-- GIVEN RECORDS follows --

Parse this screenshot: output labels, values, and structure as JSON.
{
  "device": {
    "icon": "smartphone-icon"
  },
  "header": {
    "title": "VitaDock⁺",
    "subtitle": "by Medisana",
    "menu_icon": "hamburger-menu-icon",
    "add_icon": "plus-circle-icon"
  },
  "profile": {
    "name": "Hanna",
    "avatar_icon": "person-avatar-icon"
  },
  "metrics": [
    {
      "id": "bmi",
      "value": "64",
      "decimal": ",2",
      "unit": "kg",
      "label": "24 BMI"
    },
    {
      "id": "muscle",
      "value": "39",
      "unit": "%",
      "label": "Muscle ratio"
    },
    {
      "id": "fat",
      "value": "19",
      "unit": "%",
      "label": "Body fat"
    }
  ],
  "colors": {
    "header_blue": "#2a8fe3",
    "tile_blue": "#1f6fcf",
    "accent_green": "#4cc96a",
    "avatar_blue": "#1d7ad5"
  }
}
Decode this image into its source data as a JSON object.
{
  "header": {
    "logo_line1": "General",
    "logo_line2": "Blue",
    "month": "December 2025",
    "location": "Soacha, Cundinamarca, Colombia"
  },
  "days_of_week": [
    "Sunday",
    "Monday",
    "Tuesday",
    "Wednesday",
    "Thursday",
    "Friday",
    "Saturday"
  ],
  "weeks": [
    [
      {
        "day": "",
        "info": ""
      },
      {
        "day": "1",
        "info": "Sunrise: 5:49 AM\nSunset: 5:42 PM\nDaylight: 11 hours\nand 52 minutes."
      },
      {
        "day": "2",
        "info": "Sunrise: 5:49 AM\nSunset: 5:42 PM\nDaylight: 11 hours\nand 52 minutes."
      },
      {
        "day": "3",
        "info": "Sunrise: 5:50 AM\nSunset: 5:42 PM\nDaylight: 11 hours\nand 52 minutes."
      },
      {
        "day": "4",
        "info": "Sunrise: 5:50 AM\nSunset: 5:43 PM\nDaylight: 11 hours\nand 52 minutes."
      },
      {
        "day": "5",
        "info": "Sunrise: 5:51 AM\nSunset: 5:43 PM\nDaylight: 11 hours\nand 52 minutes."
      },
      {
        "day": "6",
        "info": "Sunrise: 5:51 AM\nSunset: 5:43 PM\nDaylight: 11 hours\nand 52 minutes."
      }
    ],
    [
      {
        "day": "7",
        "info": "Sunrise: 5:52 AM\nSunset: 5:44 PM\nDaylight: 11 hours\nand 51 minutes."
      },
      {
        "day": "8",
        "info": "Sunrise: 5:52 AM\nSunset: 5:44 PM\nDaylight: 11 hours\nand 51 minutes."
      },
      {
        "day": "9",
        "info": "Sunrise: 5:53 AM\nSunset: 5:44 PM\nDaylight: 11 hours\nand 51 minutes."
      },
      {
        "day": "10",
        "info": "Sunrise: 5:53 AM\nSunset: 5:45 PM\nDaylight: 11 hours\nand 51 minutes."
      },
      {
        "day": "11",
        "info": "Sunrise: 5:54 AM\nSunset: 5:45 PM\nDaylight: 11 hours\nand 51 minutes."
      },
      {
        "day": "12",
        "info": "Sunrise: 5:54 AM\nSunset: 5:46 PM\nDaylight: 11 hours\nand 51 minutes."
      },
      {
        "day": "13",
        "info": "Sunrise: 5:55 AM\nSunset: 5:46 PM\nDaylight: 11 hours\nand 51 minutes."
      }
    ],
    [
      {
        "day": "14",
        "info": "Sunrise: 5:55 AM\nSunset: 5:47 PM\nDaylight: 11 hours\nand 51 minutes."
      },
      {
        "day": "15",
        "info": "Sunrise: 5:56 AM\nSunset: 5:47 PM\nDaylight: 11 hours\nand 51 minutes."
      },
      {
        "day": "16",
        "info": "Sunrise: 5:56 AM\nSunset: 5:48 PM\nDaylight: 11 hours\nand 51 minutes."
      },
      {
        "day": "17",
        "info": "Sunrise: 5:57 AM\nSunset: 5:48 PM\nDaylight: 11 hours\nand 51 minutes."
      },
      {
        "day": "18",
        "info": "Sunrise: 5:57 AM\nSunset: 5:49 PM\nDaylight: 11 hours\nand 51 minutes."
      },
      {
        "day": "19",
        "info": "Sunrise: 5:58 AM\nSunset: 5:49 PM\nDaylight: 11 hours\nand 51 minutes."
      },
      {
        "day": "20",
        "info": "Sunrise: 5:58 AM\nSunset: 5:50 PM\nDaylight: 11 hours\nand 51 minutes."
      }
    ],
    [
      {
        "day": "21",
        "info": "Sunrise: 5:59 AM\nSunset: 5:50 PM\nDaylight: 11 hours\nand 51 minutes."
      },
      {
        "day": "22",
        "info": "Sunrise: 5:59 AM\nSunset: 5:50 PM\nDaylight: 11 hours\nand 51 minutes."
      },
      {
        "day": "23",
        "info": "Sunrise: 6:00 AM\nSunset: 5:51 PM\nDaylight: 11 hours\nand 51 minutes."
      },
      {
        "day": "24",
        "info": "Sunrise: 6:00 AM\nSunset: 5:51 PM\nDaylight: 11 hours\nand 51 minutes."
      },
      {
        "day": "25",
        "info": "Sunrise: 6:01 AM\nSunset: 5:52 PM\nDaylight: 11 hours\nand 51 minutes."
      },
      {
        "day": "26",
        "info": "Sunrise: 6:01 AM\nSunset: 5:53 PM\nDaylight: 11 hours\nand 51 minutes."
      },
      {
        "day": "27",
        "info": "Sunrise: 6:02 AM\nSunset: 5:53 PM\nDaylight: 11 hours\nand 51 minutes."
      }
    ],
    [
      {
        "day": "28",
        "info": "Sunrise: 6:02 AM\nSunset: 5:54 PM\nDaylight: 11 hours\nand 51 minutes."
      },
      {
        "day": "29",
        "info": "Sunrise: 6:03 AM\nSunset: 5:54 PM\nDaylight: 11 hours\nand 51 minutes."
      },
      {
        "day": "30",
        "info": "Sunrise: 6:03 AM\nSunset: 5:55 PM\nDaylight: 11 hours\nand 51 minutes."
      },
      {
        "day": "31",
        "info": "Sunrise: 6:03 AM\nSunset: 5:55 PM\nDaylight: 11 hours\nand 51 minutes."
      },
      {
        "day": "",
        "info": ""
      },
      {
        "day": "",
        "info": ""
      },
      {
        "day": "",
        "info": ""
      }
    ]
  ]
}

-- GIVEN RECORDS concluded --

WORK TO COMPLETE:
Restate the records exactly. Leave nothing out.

TASK SOLUTION:
Parse this screenshot: output labels, values, and structure as JSON.
{
  "device": {
    "icon": "smartphone-icon"
  },
  "header": {
    "title": "VitaDock⁺",
    "subtitle": "by Medisana",
    "menu_icon": "hamburger-menu-icon",
    "add_icon": "plus-circle-icon"
  },
  "profile": {
    "name": "Hanna",
    "avatar_icon": "person-avatar-icon"
  },
  "metrics": [
    {
      "id": "bmi",
      "value": "64",
      "decimal": ",2",
      "unit": "kg",
      "label": "24 BMI"
    },
    {
      "id": "muscle",
      "value": "39",
      "unit": "%",
      "label": "Muscle ratio"
    },
    {
      "id": "fat",
      "value": "19",
      "unit": "%",
      "label": "Body fat"
    }
  ],
  "colors": {
    "header_blue": "#2a8fe3",
    "tile_blue": "#1f6fcf",
    "accent_green": "#4cc96a",
    "avatar_blue": "#1d7ad5"
  }
}
Decode this image into its source data as a JSON object.
{
  "header": {
    "logo_line1": "General",
    "logo_line2": "Blue",
    "month": "December 2025",
    "location": "Soacha, Cundinamarca, Colombia"
  },
  "days_of_week": [
    "Sunday",
    "Monday",
    "Tuesday",
    "Wednesday",
    "Thursday",
    "Friday",
    "Saturday"
  ],
  "weeks": [
    [
      {
        "day": "",
        "info": ""
      },
      {
        "day": "1",
        "info": "Sunrise: 5:49 AM\nSunset: 5:42 PM\nDaylight: 11 hours\nand 52 minutes."
      },
      {
        "day": "2",
        "info": "Sunrise: 5:49 AM\nSunset: 5:42 PM\nDaylight: 11 hours\nand 52 minutes."
      },
      {
        "day": "3",
        "info": "Sunrise: 5:50 AM\nSunset: 5:42 PM\nDaylight: 11 hours\nand 52 minutes."
      },
      {
        "day": "4",
        "info": "Sunrise: 5:50 AM\nSunset: 5:43 PM\nDaylight: 11 hours\nand 52 minutes."
      },
      {
        "day": "5",
        "info": "Sunrise: 5:51 AM\nSunset: 5:43 PM\nDaylight: 11 hours\nand 52 minutes."
      },
      {
        "day": "6",
        "info": "Sunrise: 5:51 AM\nSunset: 5:43 PM\nDaylight: 11 hours\nand 52 minutes."
      }
    ],
    [
      {
        "day": "7",
        "info": "Sunrise: 5:52 AM\nSunset: 5:44 PM\nDaylight: 11 hours\nand 51 minutes."
      },
      {
        "day": "8",
        "info": "Sunrise: 5:52 AM\nSunset: 5:44 PM\nDaylight: 11 hours\nand 51 minutes."
      },
      {
        "day": "9",
        "info": "Sunrise: 5:53 AM\nSunset: 5:44 PM\nDaylight: 11 hours\nand 51 minutes."
      },
      {
        "day": "10",
        "info": "Sunrise: 5:53 AM\nSunset: 5:45 PM\nDaylight: 11 hours\nand 51 minutes."
      },
      {
        "day": "11",
        "info": "Sunrise: 5:54 AM\nSunset: 5:45 PM\nDaylight: 11 hours\nand 51 minutes."
      },
      {
        "day": "12",
        "info": "Sunrise: 5:54 AM\nSunset: 5:46 PM\nDaylight: 11 hours\nand 51 minutes."
      },
      {
        "day": "13",
        "info": "Sunrise: 5:55 AM\nSunset: 5:46 PM\nDaylight: 11 hours\nand 51 minutes."
      }
    ],
    [
      {
        "day": "14",
        "info": "Sunrise: 5:55 AM\nSunset: 5:47 PM\nDaylight: 11 hours\nand 51 minutes."
      },
      {
        "day": "15",
        "info": "Sunrise: 5:56 AM\nSunset: 5:47 PM\nDaylight: 11 hours\nand 51 minutes."
      },
      {
        "day": "16",
        "info": "Sunrise: 5:56 AM\nSunset: 5:48 PM\nDaylight: 11 hours\nand 51 minutes."
      },
      {
        "day": "17",
        "info": "Sunrise: 5:57 AM\nSunset: 5:48 PM\nDaylight: 11 hours\nand 51 minutes."
      },
      {
        "day": "18",
        "info": "Sunrise: 5:57 AM\nSunset: 5:49 PM\nDaylight: 11 hours\nand 51 minutes."
      },
      {
        "day": "19",
        "info": "Sunrise: 5:58 AM\nSunset: 5:49 PM\nDaylight: 11 hours\nand 51 minutes."
      },
      {
        "day": "20",
        "info": "Sunrise: 5:58 AM\nSunset: 5:50 PM\nDaylight: 11 hours\nand 51 minutes."
      }
    ],
    [
      {
        "day": "21",
        "info": "Sunrise: 5:59 AM\nSunset: 5:50 PM\nDaylight: 11 hours\nand 51 minutes."
      },
      {
        "day": "22",
        "info": "Sunrise: 5:59 AM\nSunset: 5:50 PM\nDaylight: 11 hours\nand 51 minutes."
      },
      {
        "day": "23",
        "info": "Sunrise: 6:00 AM\nSunset: 5:51 PM\nDaylight: 11 hours\nand 51 minutes."
      },
      {
        "day": "24",
        "info": "Sunrise: 6:00 AM\nSunset: 5:51 PM\nDaylight: 11 hours\nand 51 minutes."
      },
      {
        "day": "25",
        "info": "Sunrise: 6:01 AM\nSunset: 5:52 PM\nDaylight: 11 hours\nand 51 minutes."
      },
      {
        "day": "26",
        "info": "Sunrise: 6:01 AM\nSunset: 5:53 PM\nDaylight: 11 hours\nand 51 minutes."
      },
      {
        "day": "27",
        "info": "Sunrise: 6:02 AM\nSunset: 5:53 PM\nDaylight: 11 hours\nand 51 minutes."
      }
    ],
    [
      {
        "day": "28",
        "info": "Sunrise: 6:02 AM\nSunset: 5:54 PM\nDaylight: 11 hours\nand 51 minutes."
      },
      {
        "day": "29",
        "info": "Sunrise: 6:03 AM\nSunset: 5:54 PM\nDaylight: 11 hours\nand 51 minutes."
      },
      {
        "day": "30",
        "info": "Sunrise: 6:03 AM\nSunset: 5:55 PM\nDaylight: 11 hours\nand 51 minutes."
      },
      {
        "day": "31",
        "info": "Sunrise: 6:03 AM\nSunset: 5:55 PM\nDaylight: 11 hours\nand 51 minutes."
      },
      {
        "day": "",
        "info": ""
      },
      {
        "day": "",
        "info": ""
      },
      {
        "day": "",
        "info": ""
      }
    ]
  ]
}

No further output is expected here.